__Task prompt__:
All entries below must be given again exactly as they stand.
□ □ □
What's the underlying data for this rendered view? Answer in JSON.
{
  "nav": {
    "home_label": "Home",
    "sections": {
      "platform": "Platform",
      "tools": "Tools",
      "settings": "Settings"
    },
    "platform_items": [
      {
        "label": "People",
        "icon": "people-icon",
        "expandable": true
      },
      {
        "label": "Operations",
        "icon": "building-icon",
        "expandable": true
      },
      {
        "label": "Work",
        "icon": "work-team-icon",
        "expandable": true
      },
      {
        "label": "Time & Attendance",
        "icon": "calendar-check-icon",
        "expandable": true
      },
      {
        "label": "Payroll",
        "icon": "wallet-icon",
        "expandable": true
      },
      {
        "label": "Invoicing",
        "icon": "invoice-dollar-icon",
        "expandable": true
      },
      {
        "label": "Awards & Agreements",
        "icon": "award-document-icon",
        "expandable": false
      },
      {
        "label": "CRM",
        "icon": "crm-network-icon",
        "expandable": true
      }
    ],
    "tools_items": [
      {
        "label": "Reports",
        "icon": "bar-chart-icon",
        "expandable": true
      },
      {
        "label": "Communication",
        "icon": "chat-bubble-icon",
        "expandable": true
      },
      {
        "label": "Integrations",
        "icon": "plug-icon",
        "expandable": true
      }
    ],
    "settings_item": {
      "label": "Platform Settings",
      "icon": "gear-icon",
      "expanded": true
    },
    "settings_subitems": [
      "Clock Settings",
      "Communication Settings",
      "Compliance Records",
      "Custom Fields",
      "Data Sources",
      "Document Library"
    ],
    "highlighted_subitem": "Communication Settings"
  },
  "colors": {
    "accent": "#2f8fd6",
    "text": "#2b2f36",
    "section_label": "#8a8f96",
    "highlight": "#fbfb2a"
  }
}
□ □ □
__Output of the exercise__:
What's the underlying data for this rendered view? Answer in JSON.
{
  "nav": {
    "home_label": "Home",
    "sections": {
      "platform": "Platform",
      "tools": "Tools",
      "settings": "Settings"
    },
    "platform_items": [
      {
        "label": "People",
        "icon": "people-icon",
        "expandable": true
      },
      {
        "label": "Operations",
        "icon": "building-icon",
        "expandable": true
      },
      {
        "label": "Work",
        "icon": "work-team-icon",
        "expandable": true
      },
      {
        "label": "Time & Attendance",
        "icon": "calendar-check-icon",
        "expandable": true
      },
      {
        "label": "Payroll",
        "icon": "wallet-icon",
        "expandable": true
      },
      {
        "label": "Invoicing",
        "icon": "invoice-dollar-icon",
        "expandable": true
      },
      {
        "label": "Awards & Agreements",
        "icon": "award-document-icon",
        "expandable": false
      },
      {
        "label": "CRM",
        "icon": "crm-network-icon",
        "expandable": true
      }
    ],
    "tools_items": [
      {
        "label": "Reports",
        "icon": "bar-chart-icon",
        "expandable": true
      },
      {
        "label": "Communication",
        "icon": "chat-bubble-icon",
        "expandable": true
      },
      {
        "label": "Integrations",
        "icon": "plug-icon",
        "expandable": true
      }
    ],
    "settings_item": {
      "label": "Platform Settings",
      "icon": "gear-icon",
      "expanded": true
    },
    "settings_subitems": [
      "Clock Settings",
      "Communication Settings",
      "Compliance Records",
      "Custom Fields",
      "Data Sources",
      "Document Library"
    ],
    "highlighted_subitem": "Communication Settings"
  },
  "colors": {
    "accent": "#2f8fd6",
    "text": "#2b2f36",
    "section_label": "#8a8f96",
    "highlight": "#fbfb2a"
  }
}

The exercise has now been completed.